Stan in marketing works at his computer while Dilbert looks over his shoulder. Dilbert says, "Everybody in engineering uses this program I wrote. I think marketing should turn it into a product." Stan replies, "I wouldn't buy this." Dilbert tells Stan, "That's irrelevant because the target market would be engineers." Stan says, "Engineers think the same as marketeers." Dilbert replies, "If that were true we'd be sitting in a cave trying to decide if rocks are edible." Stan points to the computer and says, "You know, you could keep recipes on this."

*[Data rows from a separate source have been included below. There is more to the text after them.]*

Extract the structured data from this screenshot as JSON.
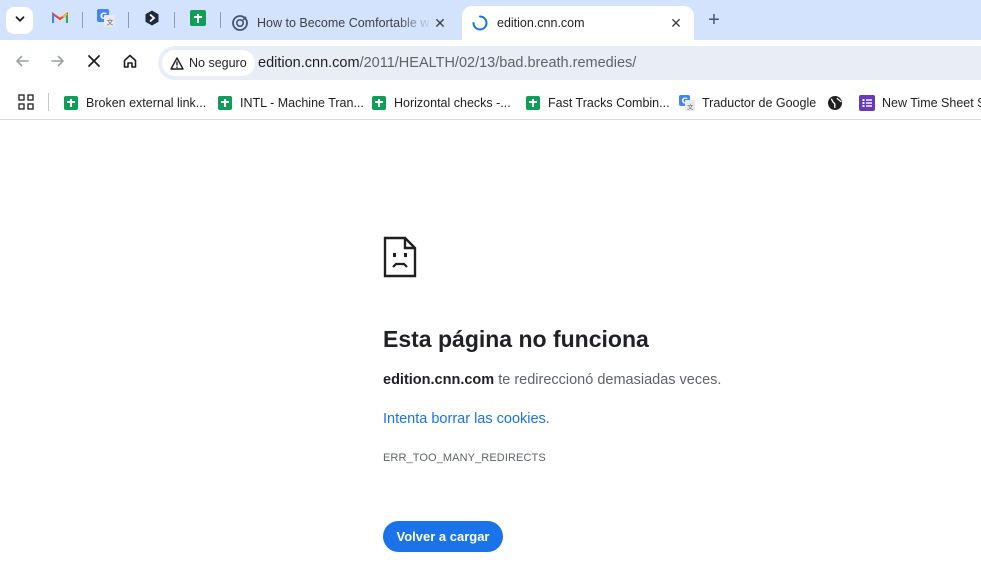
{
  "tabs": {
    "inactive_title": "How to Become Comfortable w",
    "active_title": "edition.cnn.com",
    "new_tab_symbol": "+"
  },
  "pinned_icons": [
    "gmail-icon",
    "google-translate-icon",
    "dark-hex-app-icon",
    "google-sheets-icon"
  ],
  "toolbar": {
    "security_label": "No seguro",
    "url_host": "edition.cnn.com",
    "url_path": "/2011/HEALTH/02/13/bad.breath.remedies/"
  },
  "bookmarks": [
    {
      "label": "Broken external link...",
      "icon": "google-sheets-icon"
    },
    {
      "label": "INTL - Machine Tran...",
      "icon": "google-sheets-icon"
    },
    {
      "label": "Horizontal checks -...",
      "icon": "google-sheets-icon"
    },
    {
      "label": "Fast Tracks Combin...",
      "icon": "google-sheets-icon"
    },
    {
      "label": "Traductor de Google",
      "icon": "google-translate-icon"
    },
    {
      "label": "",
      "icon": "globe-icon"
    },
    {
      "label": "New Time Sheet Su",
      "icon": "google-forms-icon"
    }
  ],
  "error": {
    "title": "Esta página no funciona",
    "host": "edition.cnn.com",
    "description": " te redireccionó demasiadas veces.",
    "link": "Intenta borrar las cookies.",
    "code": "ERR_TOO_MANY_REDIRECTS",
    "reload_label": "Volver a cargar"
  },
  "colors": {
    "tabstrip": "#d3e3fd",
    "accent": "#1a73e8",
    "sheets_green": "#0f9d58"
  }
}
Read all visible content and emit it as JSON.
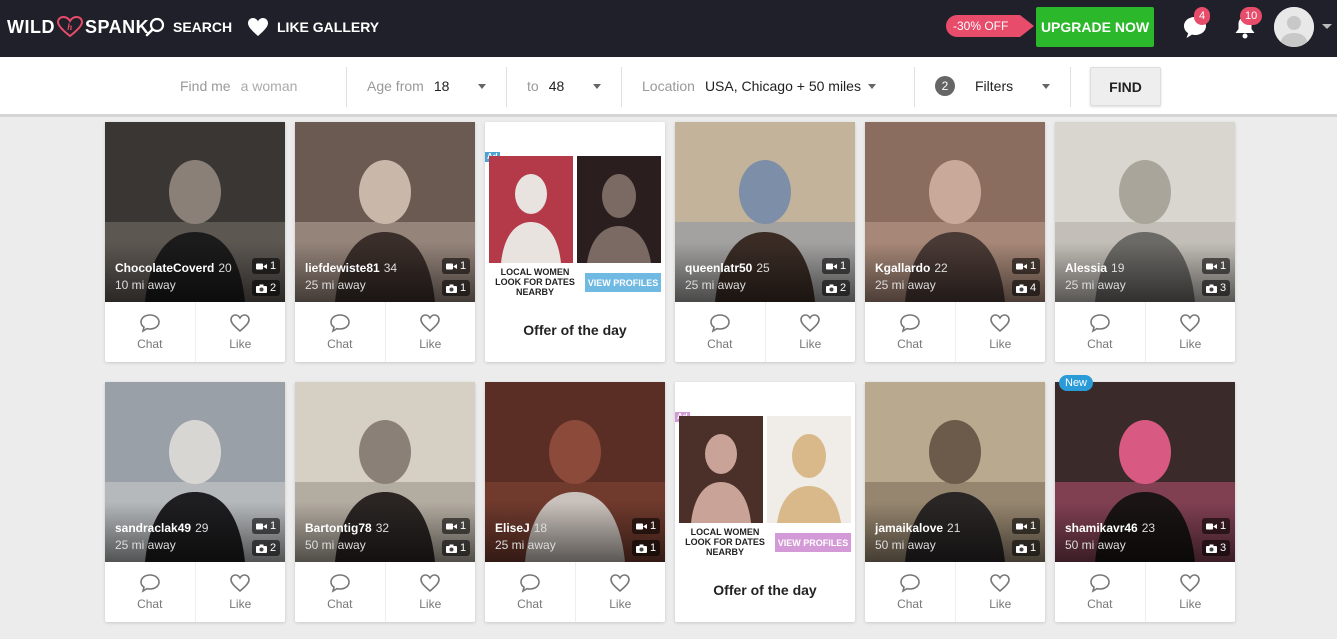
{
  "brand": {
    "left": "WILD",
    "right": "SPANK",
    "mark": "h"
  },
  "nav": {
    "search": "SEARCH",
    "like_gallery": "LIKE GALLERY"
  },
  "promo": {
    "discount": "-30% OFF",
    "upgrade": "UPGRADE NOW"
  },
  "notifications": {
    "messages": "4",
    "alerts": "10"
  },
  "filters": {
    "find_me_label": "Find me",
    "find_me_value": "a woman",
    "age_from_label": "Age from",
    "age_from_value": "18",
    "age_to_label": "to",
    "age_to_value": "48",
    "location_label": "Location",
    "location_value": "USA, Chicago + 50 miles",
    "filters_count": "2",
    "filters_label": "Filters",
    "find_button": "FIND"
  },
  "actions": {
    "chat": "Chat",
    "like": "Like"
  },
  "profiles": [
    {
      "name": "ChocolateCoverd",
      "age": "20",
      "distance": "10 mi away",
      "videos": "1",
      "photos": "2",
      "bg": [
        "#3a3633",
        "#8a8078",
        "#1c1b1c"
      ]
    },
    {
      "name": "liefdewiste81",
      "age": "34",
      "distance": "25 mi away",
      "videos": "1",
      "photos": "1",
      "bg": [
        "#6a5a52",
        "#c9b7aa",
        "#3a2e2a"
      ]
    },
    {
      "name": "queenlatr50",
      "age": "25",
      "distance": "25 mi away",
      "videos": "1",
      "photos": "2",
      "bg": [
        "#c4b39b",
        "#7d8ea8",
        "#3a2c25"
      ]
    },
    {
      "name": "Kgallardo",
      "age": "22",
      "distance": "25 mi away",
      "videos": "1",
      "photos": "4",
      "bg": [
        "#8a6d5e",
        "#c9a99a",
        "#4a3a35"
      ]
    },
    {
      "name": "Alessia",
      "age": "19",
      "distance": "25 mi away",
      "videos": "1",
      "photos": "3",
      "bg": [
        "#d9d6cf",
        "#a9a59b",
        "#6b6a66"
      ]
    },
    {
      "name": "sandraclak49",
      "age": "29",
      "distance": "25 mi away",
      "videos": "1",
      "photos": "2",
      "bg": [
        "#9aa0a8",
        "#d8d6d3",
        "#1e1d1f"
      ]
    },
    {
      "name": "Bartontig78",
      "age": "32",
      "distance": "50 mi away",
      "videos": "1",
      "photos": "1",
      "bg": [
        "#d6cfc4",
        "#8a8077",
        "#2a2523"
      ]
    },
    {
      "name": "EliseJ",
      "age": "18",
      "distance": "25 mi away",
      "videos": "1",
      "photos": "1",
      "bg": [
        "#5a2e24",
        "#8b4a3a",
        "#c9c1bb"
      ]
    },
    {
      "name": "jamaikalove",
      "age": "21",
      "distance": "50 mi away",
      "videos": "1",
      "photos": "1",
      "bg": [
        "#b9a98f",
        "#6c5b4a",
        "#2a2626"
      ]
    },
    {
      "name": "shamikavr46",
      "age": "23",
      "distance": "50 mi away",
      "videos": "1",
      "photos": "3",
      "new": "New",
      "bg": [
        "#3a2a2a",
        "#d85a82",
        "#1a1414"
      ]
    }
  ],
  "ads": [
    {
      "tag": "Ad",
      "text": "LOCAL WOMEN LOOK FOR DATES NEARBY",
      "button": "VIEW PROFILES",
      "offer": "Offer of the day",
      "button_color": "#6fb9e3",
      "tag_color": "#4ba3d4",
      "img1": [
        "#b43a4a",
        "#e8e3df"
      ],
      "img2": [
        "#2a1e1e",
        "#7a6a63"
      ]
    },
    {
      "tag": "Ad",
      "text": "LOCAL WOMEN LOOK FOR DATES NEARBY",
      "button": "VIEW PROFILES",
      "offer": "Offer of the day",
      "button_color": "#d49ad7",
      "tag_color": "#d49ad7",
      "img1": [
        "#4a3028",
        "#c9a397"
      ],
      "img2": [
        "#f0ece8",
        "#d9b88a"
      ]
    }
  ]
}
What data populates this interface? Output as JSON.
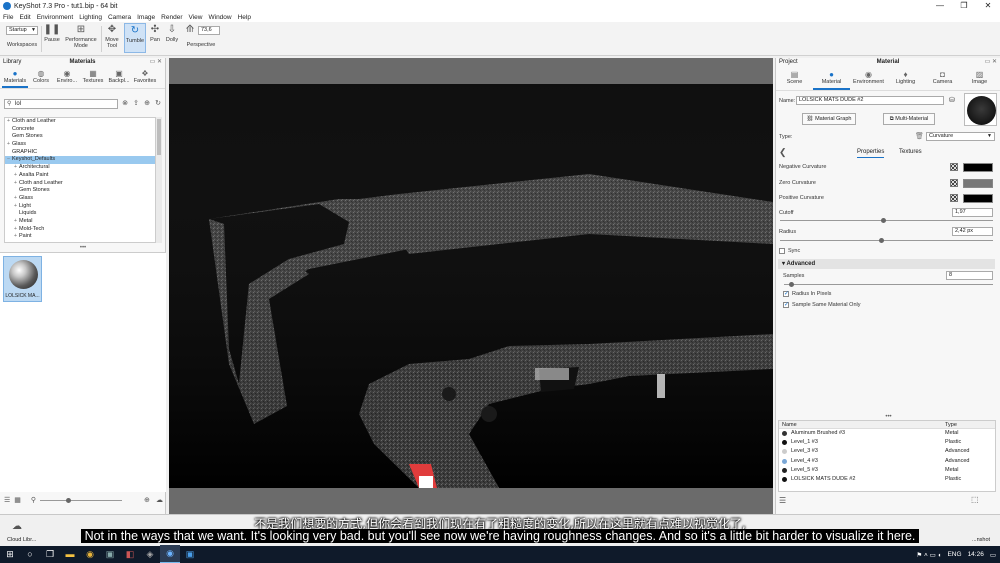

The Boss and Dilbert sit at a conference table. The Boss asks, "How long will it take to fix any problems we find in our beta product?" Dilbert answers, "It is logically impossible to schedule for the unknown." The Boss says, "Try to think as a manager, not as an engineer." Dilbert says, "In that case, we'll fix the problems before we find them."
The Boss says to Dilbert and Wally, "We need to ship the V-1 product tomorrow. I promised our CEO he can announce it at the shareholder meeting." Wally says, "That's two months early!!" Dilbert says, "We haven't added any features yet!!" Dilbert says, "What would we ship? Our lab prototype is the only V-1 in existence!" Wally cries, "No . . . You wouldn't!" The Boss picks up the device and says, "I've scheduled press tours so you can do demos all next week." Wally asks, "On what?!" As the Boss walks away carrying the prototype, Dilbert says, "We'll need twenty thousand dollars to build another prototype!" The Boss says, "That reminds me; I froze the budget for the rest of the year." The Boss continues, "If there's anything you'd like me to do, don't hesitate to ask." Wally says, "Yeah, I'd like you to do something . . ." The Boss looks angry. Wally says, "Ooh . . . I think I should have hesitated to ask that."
The Boss speaks to three employees in tech support. He says, "We just shipped our newest product. You folks in tech support will need to be trained so you can avoid any embarrassments." The Boss says, "We had a monk write the training material on a grain of rice. We could only afford one, so you'll have to share it." The Boss tosses a grain of rice at them and they lunge for it. As the employees fall to the floor fighting, the Boss says, "To be honest, I'm not sure we had a real monk. He wrote everything in Pig Latin."